Even the aforementioned commute can, once missed, become recast as a handy time to decompress, or catch up on reading or podcasts. And while time with family is precious, it is also important to have a part of our lives that is independent of our loved ones, and the office can play a part in that.
In the background, employers are busy preparing workplaces to ensure that workers feel Covid-safe and therefore happy to come back to the office, but while 2-metre distance markers, sanitizing stations and Perspex screens may be necessary in places, a longer-term vision is needed for a workplace which continues attract workers back now they could, in theory, carry out much of their daily tasks without stepping out of their own front door.
The secret to coaxing back employees to the office seems to be to recognise and foster the elements of working best carried out in the workplace.
In a recent study by facilities management company JLL, some 70% of respondents stated that they would favour a hybrid workplace/ homeworking model in future. So, the office still plays a role in our vision of an ideal working life, but for specific functions. Time working from home seems to have made employees appreciate that there are some tasks which are simply better performed in the office.
In fact, the study found that, while many found home working offered a range of benefits, they also still believed that the office offered certain advantages over home working in certain specific areas. Managing and being managed, collaborating and running meetings, solving work-related issues, socialising and learning and growing were all considered better carried out in the office by the majority of respondents.
A welcoming workplace
A running theme throughout JLL’s findings was the general shift towards prioritising wellbeing and work-life balance. These nurturing elements have been buzzwords for years but this year has forced many of us to look squarely at our working lives and see what elements of it allow us to thrive, and what really doesn’t. It seems that we have realised that some of the more nurturing elements of home working might be carried over to the office.
A flexible working week and reduced working hours were among the most popular changes respondents wanted to their working lives. However, there was also a range of in-house services geared towards wellbeing in the workplace which had an appeal, including health, wellbeing and sports services were desirable.
What’s more, as the office is becoming increasingly appreciated as the best place to collaborate, learn and meet coworkers, the study looked at elements of the ideal office which could encourage these productive activities.
Spaces for socialization, focus work, creativity and learning and development spaces were all cited as elements which would boost employee experience in the office. Among the most popular elements, however, was spaces ‘connected with nature’, for example, outdoor spaces, gardens and plants.
In the world of office plants, we have long known that the most important thing to get right with any workplace, be it a home office or a sprawling open plan HQ, is creating a sense of wellbeing.

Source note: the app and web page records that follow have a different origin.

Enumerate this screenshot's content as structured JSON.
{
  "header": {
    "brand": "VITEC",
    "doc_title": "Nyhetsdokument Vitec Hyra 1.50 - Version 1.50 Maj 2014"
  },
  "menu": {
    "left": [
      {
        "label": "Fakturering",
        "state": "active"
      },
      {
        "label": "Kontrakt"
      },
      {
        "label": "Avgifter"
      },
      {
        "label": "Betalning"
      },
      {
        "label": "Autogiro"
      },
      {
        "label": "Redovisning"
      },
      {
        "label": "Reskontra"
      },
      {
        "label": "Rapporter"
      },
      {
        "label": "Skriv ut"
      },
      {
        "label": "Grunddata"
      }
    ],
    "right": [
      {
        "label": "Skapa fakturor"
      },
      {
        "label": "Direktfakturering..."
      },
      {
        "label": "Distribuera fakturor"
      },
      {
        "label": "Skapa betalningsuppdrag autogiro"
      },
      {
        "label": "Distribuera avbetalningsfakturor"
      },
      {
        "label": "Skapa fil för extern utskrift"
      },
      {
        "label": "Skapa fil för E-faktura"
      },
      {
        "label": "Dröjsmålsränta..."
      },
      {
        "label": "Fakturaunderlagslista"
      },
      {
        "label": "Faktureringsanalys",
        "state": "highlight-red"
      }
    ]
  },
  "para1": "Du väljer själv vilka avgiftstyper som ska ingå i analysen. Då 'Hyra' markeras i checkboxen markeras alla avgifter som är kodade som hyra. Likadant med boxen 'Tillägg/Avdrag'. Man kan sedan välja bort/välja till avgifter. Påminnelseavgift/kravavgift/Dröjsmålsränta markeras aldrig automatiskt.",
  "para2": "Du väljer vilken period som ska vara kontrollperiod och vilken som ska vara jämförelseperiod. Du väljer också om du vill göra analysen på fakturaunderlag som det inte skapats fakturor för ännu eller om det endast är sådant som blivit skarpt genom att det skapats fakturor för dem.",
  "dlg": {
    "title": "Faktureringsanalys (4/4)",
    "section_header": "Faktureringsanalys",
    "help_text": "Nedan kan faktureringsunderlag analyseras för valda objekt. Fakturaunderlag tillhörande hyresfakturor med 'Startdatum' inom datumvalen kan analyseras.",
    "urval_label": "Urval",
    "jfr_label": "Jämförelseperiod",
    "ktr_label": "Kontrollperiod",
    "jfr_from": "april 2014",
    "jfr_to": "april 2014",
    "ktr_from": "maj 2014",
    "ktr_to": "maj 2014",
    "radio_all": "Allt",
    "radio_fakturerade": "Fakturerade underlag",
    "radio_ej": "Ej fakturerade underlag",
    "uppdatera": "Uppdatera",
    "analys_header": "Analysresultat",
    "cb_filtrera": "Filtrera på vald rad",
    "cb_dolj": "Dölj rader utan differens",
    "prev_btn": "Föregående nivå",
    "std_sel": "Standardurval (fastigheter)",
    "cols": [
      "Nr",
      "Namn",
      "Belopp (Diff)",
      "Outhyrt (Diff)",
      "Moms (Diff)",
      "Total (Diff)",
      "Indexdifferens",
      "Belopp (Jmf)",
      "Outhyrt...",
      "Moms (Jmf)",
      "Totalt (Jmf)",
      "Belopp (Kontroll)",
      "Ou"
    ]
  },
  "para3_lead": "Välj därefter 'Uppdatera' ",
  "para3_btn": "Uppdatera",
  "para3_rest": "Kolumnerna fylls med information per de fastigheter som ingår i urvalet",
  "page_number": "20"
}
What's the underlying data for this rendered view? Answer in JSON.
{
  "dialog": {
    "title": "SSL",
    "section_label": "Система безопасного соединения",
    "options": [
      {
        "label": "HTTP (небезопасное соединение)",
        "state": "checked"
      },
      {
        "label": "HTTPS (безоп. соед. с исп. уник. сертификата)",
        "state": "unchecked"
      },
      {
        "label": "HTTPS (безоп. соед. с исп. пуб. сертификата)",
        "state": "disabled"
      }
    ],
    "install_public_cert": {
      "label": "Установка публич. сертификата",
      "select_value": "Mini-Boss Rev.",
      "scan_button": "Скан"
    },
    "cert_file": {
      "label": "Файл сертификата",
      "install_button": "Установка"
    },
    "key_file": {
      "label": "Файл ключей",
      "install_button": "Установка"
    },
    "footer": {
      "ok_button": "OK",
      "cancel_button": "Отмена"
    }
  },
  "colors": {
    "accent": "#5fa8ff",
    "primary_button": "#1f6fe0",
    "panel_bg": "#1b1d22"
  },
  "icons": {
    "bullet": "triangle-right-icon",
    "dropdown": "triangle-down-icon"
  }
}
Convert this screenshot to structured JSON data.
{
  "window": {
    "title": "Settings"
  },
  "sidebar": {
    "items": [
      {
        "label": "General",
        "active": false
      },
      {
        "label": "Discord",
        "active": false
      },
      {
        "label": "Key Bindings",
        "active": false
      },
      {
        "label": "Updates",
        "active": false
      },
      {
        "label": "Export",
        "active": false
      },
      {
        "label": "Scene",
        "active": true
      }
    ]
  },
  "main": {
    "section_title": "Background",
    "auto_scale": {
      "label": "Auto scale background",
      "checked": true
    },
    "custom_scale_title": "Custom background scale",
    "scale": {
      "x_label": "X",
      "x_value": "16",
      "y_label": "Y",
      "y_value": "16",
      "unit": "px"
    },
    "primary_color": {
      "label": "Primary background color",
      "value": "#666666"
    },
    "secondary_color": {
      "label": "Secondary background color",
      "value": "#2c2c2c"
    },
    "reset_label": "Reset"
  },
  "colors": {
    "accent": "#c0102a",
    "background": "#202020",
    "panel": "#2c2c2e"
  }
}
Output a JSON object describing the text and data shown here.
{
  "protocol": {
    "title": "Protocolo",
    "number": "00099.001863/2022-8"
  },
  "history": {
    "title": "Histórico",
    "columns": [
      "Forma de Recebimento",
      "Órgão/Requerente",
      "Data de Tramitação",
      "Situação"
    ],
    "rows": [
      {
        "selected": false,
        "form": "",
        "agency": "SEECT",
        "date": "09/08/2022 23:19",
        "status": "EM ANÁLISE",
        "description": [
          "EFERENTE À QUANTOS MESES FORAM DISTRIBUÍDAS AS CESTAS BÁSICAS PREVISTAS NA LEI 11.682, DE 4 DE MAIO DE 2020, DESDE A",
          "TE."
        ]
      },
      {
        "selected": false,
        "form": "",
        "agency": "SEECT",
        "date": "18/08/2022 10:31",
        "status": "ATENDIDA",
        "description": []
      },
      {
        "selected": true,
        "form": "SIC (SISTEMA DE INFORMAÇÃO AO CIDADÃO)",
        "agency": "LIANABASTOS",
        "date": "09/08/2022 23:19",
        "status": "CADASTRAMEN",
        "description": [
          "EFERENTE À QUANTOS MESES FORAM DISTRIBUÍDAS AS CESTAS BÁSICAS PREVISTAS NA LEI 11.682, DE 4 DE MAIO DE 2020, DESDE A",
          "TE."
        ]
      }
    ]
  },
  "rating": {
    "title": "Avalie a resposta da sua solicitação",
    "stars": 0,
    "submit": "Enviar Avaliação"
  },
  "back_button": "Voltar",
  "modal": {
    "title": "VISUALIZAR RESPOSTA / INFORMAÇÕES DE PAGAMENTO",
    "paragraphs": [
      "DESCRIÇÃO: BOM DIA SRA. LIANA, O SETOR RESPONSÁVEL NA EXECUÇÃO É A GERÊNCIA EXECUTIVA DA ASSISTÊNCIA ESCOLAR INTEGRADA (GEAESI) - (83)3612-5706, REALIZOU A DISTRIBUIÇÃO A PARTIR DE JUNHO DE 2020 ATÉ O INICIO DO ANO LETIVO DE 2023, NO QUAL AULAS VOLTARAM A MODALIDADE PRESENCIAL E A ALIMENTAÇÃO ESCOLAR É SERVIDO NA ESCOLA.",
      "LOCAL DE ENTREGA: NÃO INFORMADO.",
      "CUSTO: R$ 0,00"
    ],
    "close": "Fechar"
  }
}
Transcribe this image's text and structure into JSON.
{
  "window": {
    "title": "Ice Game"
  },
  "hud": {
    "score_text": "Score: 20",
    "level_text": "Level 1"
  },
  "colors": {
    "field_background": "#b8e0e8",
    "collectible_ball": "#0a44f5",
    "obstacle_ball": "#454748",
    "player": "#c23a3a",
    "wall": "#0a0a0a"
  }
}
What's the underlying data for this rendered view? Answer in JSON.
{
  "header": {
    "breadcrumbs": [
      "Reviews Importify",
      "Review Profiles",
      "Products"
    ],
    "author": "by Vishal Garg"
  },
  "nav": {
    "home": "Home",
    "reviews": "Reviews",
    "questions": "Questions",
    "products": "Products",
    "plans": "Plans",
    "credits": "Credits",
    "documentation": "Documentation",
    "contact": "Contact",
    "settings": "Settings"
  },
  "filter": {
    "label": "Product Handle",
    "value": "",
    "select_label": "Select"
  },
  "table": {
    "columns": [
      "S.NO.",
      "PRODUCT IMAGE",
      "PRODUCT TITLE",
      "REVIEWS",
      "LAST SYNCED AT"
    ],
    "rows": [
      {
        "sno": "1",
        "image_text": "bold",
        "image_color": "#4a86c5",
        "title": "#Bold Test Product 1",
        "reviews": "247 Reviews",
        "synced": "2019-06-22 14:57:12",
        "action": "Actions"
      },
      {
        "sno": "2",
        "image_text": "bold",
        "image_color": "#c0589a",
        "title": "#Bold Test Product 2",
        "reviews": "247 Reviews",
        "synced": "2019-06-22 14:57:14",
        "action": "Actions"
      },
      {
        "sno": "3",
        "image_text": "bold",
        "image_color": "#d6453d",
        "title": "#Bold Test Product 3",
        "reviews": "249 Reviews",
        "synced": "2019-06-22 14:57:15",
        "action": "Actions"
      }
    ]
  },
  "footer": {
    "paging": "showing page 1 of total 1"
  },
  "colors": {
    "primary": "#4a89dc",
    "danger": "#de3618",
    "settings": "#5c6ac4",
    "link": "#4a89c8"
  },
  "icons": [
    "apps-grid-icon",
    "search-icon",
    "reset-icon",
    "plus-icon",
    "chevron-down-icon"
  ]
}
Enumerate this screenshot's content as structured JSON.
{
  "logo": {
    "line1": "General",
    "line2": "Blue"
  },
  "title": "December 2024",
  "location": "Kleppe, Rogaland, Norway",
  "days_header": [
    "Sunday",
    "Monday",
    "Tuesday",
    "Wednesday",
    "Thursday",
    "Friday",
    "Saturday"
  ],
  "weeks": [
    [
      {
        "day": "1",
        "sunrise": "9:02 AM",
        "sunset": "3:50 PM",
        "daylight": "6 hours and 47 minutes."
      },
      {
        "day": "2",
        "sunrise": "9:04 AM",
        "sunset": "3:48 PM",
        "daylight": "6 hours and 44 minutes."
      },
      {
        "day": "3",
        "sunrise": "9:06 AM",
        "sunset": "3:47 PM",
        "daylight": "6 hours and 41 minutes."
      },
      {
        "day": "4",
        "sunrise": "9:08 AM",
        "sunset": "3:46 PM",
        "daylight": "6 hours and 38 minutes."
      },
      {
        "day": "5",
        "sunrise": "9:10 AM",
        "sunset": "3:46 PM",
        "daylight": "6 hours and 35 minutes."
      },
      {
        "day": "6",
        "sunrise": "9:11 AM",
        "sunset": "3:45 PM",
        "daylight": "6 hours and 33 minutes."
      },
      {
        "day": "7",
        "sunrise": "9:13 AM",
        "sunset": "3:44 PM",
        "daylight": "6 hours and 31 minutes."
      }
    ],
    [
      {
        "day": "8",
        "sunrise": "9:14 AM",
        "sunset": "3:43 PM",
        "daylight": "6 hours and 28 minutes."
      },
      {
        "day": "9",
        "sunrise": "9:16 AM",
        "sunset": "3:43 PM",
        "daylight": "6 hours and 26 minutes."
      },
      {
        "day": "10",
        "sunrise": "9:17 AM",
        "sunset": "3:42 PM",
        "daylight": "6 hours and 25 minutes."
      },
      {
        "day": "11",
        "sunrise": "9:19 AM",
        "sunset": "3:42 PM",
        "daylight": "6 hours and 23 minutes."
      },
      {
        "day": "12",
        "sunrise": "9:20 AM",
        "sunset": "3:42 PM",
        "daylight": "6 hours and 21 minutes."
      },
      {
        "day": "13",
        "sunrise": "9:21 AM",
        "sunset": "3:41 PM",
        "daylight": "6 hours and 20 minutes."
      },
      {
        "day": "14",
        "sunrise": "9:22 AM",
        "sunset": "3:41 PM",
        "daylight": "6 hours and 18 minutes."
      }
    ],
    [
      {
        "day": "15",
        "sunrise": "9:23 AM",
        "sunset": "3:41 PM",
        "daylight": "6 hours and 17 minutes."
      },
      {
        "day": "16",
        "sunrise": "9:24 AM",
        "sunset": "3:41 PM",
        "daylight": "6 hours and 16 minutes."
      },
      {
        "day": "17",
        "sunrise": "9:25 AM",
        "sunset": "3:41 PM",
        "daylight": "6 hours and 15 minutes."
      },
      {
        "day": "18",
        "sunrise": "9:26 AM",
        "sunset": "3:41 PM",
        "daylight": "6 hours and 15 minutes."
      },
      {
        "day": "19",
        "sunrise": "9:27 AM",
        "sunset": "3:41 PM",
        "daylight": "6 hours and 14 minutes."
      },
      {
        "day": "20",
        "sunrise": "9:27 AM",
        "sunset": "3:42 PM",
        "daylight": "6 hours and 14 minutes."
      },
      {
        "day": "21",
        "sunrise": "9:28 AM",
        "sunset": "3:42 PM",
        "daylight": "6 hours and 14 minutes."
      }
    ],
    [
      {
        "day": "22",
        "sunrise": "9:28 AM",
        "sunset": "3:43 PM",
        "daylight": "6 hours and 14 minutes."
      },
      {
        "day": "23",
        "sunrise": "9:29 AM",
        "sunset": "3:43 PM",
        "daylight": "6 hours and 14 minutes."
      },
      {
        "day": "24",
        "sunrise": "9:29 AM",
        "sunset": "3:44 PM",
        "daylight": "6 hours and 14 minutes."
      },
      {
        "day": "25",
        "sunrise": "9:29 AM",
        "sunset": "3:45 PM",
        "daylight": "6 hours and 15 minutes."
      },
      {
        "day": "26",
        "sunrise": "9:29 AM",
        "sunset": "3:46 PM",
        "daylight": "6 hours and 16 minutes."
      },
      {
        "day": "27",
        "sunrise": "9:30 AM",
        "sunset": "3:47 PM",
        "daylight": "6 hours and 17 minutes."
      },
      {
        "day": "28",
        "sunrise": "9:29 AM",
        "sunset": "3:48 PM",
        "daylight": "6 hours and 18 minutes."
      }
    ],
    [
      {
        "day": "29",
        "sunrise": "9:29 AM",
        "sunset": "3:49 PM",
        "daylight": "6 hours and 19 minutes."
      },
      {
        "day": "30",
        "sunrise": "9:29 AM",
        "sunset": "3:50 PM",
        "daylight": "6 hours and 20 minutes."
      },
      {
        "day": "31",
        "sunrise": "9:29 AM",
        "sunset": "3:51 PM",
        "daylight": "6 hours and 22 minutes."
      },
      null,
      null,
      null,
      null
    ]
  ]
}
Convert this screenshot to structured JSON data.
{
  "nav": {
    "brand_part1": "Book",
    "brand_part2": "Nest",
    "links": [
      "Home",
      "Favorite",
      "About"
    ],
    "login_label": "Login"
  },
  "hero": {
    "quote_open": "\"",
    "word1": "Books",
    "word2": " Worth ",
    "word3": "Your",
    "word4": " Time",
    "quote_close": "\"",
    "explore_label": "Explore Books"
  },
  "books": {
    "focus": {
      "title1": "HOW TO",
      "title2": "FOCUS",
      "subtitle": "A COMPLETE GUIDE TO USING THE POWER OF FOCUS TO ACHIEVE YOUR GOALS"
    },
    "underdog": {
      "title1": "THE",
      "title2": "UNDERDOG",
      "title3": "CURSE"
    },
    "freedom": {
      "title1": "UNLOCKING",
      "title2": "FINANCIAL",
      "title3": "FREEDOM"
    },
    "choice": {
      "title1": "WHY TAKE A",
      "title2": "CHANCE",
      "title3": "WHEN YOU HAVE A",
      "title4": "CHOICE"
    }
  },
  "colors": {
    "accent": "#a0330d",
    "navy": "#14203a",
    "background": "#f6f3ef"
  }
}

People simply work better if their surroundings nurture them in some way. Indoor plants offer a vital element of this: biophilia, or, put more simply, a reconnection with nature. This vital link to the natural world has been proven time and again to boost our productivity, reduce stress and generally promote a sense of wellbeing.
What’s more, on a less obvious, but nonetheless important, level, live plants are busily working away in the background to clean our air of toxins and boost oxygen and humidity levels.
Employees may be rushing back to the office once they are allowed, or they may be reluctant to return. For the latter, creating a welcoming, healthy space for them may make all the difference.